EU General Data Protection Regulation
The EU General Data Protection Regulation may be passed by the European Parliament this week, but if so, it will not take effect until early 2018. The GDPR provides for single set of rules governing data transfers between European countries and non-European countries. The current EU Data Protection Directive regime allows different countries to have different rules. The new regulations do provide varying degrees of protective measures based on the risks posed by different businesses' activities.
Under this new regime, all businesses operating in the EU will be accountable to only one authority. The old 'Directive' had to be voted into force by national legislatures, whereas the new 'Regulation' can be implemented in states directly. The GDPR will replace the European Data Protection Directive, discussed in the Tip of the Night for February 27, 2016, and provide for uniform data protection regulations throughout the EU. [Note the EU does not include Switzerland, Norway, Serbia, Bosnia, Serbia, Albania and Montenegro, but does include the rest of Europe west of the Belarus and Ukraine, and does include the Baltic States].
Note that the GDPR does not apply to the review of data in the interest of national security or for law enforcement activities relating to criminal law. While each EU state will have its own Supervising Authority, every business will have a single 'lead authority' to monitor all of its processing activity. The regulations require Data Protection Officers be appointed to assist data controllers and processors in complying with the GDPR. The DPO has to have knowledge of both the law and information technology processes. Any data breaches are to be reported by the DPO to the Supervising Authority promptly.

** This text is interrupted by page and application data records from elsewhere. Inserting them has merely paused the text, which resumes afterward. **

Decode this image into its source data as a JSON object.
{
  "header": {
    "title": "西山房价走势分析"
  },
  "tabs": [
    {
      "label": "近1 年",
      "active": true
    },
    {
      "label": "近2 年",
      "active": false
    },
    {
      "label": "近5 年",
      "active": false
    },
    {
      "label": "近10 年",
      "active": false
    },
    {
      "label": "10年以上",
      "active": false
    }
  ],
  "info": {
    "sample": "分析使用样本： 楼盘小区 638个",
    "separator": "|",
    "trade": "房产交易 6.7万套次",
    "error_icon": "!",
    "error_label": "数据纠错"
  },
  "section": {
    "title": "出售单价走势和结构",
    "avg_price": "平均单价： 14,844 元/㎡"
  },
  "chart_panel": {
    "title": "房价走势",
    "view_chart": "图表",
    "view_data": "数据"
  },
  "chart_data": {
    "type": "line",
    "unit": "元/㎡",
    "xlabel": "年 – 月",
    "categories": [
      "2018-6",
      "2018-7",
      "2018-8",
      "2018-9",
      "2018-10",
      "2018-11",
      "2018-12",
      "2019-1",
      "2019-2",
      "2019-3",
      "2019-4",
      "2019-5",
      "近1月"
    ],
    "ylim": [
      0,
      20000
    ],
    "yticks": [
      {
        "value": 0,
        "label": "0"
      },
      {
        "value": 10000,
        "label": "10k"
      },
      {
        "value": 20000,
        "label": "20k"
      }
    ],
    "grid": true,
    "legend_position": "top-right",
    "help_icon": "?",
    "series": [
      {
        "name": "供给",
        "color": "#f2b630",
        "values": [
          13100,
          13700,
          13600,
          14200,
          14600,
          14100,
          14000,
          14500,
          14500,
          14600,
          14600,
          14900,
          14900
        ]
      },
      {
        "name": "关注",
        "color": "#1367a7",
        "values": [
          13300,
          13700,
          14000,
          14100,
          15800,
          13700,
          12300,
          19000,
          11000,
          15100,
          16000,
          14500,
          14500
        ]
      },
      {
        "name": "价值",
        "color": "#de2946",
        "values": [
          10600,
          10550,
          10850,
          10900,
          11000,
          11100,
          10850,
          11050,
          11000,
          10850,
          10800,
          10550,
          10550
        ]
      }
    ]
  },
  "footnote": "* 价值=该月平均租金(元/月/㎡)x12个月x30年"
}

Violations of the GDPR can lead to sanctions of either the greater of 20 million Euro, or 4 per cent of the global turnover [sales revenue] of a business. Data subjects will no longer have a Right to Be Forgotten, but will instead have a Right to Erasure which is has a smaller scope.
The GDPR, unlike the DPD, covers non-EU businesses which process the data of EU citizens.